What if the (Amiga) OS was modified to allow certain tasks to run in the PPC's "Little Endian" mode? You'd also need to mark memory allocated by it as being "Little Endian", and automatically do endian-swaps when it accessed memory NOT allocated by it. Probably also other situations where endianess would need to be swapped (e.g. calling OS procedures, if the parameters are stored on the stack).
Now surely that is a lot of work, but it would "automagically" mean that any future ports (not just WebKit) would not have any Endianess issues.
Now perhaps someone can tell me why this crazy idea wouldn't be possible?
@tonywI partially already raised that issue & it's solution in my first post. Let me elaborate a bit:It wouldn't be possible because the very first Exec or library call that includes a multi-byte variable in a structure is going to fail. A longword 0x12345678 is going to be read backwards (0x78563412) by a task running in the opposite endian-ness.

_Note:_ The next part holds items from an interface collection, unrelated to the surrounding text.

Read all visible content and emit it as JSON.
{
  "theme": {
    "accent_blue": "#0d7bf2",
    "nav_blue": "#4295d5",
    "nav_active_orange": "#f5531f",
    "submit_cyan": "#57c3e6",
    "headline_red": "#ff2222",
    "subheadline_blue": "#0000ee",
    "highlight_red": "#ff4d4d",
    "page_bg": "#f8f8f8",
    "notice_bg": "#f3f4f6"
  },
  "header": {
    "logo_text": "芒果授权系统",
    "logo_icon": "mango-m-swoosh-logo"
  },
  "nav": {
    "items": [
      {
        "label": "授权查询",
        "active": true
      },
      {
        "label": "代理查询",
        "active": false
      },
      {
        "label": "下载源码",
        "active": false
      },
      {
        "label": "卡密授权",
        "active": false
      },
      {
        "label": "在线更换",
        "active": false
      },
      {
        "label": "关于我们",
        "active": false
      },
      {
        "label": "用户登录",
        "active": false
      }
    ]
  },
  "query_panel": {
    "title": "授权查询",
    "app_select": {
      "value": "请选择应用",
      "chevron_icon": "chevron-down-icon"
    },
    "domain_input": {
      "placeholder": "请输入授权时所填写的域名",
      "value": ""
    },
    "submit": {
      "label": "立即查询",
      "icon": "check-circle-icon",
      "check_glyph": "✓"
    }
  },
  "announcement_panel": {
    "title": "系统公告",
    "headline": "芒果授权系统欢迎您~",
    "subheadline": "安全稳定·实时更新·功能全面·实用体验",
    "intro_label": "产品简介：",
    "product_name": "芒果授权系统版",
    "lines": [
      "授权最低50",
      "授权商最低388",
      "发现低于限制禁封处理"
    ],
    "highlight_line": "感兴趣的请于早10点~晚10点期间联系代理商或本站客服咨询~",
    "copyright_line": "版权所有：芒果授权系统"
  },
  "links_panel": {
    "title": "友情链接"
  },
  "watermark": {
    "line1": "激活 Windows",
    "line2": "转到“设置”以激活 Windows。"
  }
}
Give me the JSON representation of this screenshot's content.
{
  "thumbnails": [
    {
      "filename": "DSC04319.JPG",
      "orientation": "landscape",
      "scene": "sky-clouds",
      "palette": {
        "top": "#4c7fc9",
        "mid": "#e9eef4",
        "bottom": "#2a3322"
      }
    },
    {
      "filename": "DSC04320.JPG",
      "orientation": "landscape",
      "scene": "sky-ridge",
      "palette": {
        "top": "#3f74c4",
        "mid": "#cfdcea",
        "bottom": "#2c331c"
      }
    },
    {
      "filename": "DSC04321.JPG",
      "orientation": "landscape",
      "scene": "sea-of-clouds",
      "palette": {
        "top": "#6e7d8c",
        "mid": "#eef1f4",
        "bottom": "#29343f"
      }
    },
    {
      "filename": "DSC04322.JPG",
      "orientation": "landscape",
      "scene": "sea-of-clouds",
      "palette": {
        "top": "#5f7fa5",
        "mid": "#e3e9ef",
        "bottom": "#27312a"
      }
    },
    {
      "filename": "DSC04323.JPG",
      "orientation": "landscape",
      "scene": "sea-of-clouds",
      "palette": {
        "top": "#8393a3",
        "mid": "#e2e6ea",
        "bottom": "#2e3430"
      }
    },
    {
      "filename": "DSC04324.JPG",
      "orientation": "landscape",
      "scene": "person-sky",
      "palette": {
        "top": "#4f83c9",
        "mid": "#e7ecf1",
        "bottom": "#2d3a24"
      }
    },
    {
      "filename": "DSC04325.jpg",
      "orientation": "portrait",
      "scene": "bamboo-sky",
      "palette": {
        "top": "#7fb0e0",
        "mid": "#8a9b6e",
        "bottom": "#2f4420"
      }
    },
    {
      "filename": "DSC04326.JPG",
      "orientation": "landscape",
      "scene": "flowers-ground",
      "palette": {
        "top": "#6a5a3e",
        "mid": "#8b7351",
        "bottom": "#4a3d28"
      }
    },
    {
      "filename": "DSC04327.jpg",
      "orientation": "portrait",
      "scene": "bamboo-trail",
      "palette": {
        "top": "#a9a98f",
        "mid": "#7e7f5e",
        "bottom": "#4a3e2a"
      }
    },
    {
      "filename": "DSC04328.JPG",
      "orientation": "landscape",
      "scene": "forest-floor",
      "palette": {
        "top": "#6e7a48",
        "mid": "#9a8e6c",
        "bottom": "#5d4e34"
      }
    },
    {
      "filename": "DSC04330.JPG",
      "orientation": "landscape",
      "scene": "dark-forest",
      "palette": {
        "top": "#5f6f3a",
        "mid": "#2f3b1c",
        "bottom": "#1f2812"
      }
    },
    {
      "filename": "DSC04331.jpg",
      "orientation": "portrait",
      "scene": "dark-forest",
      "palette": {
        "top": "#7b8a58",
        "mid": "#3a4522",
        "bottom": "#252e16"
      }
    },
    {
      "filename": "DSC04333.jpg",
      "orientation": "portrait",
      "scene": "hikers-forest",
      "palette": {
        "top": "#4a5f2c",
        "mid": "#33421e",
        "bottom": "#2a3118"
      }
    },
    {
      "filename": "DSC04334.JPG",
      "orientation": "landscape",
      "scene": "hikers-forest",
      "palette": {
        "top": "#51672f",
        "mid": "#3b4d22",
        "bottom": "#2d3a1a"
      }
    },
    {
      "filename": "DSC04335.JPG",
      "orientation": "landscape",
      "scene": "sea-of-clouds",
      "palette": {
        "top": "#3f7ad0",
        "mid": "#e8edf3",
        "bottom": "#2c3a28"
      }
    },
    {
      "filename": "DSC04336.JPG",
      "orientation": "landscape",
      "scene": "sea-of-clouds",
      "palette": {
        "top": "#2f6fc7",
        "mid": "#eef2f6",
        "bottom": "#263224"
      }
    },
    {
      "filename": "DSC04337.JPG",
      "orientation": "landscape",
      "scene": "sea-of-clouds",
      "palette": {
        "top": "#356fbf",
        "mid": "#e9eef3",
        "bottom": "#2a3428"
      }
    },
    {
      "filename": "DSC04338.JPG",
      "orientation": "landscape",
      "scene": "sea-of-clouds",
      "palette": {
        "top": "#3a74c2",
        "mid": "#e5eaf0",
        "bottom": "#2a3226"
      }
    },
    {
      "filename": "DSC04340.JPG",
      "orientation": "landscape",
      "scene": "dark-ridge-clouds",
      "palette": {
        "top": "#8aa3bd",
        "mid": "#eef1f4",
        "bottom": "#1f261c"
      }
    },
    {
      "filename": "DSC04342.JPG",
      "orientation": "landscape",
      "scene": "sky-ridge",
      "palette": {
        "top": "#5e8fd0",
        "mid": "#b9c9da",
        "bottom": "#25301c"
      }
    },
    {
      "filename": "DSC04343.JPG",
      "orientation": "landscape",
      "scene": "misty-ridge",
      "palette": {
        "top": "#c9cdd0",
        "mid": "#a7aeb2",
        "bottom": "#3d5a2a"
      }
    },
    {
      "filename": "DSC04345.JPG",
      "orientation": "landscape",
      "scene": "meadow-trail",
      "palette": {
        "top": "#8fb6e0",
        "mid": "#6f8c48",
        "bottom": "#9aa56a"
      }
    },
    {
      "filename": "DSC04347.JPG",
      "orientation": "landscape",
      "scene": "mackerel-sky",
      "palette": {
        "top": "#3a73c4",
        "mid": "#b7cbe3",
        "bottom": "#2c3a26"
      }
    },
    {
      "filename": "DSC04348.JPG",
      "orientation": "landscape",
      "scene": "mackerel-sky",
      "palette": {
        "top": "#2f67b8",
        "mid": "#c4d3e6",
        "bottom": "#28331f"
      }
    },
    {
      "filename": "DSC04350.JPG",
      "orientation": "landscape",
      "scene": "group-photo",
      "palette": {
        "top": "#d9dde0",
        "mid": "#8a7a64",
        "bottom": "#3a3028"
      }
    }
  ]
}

A task running in Little Endian mode requests memory from Exec. It gets given memory from special memory pages marked as "Little Endian". The idea here being that the MMU could be used to detect accesses to Little vs Big Endian memory pages, and perform the necessary endian swap. So for Little Endian tasks, the MMU would have to trap access to all non-Little-Endian memory pages (basically all normal Amiga memory), and do a swap.
What I'm not clear on is (1) whether this is actually possible, and (2) how big of performance hit would it cause (probably a fair bit, but as long as L.E. tasks rarely interact with the OS it should be fine).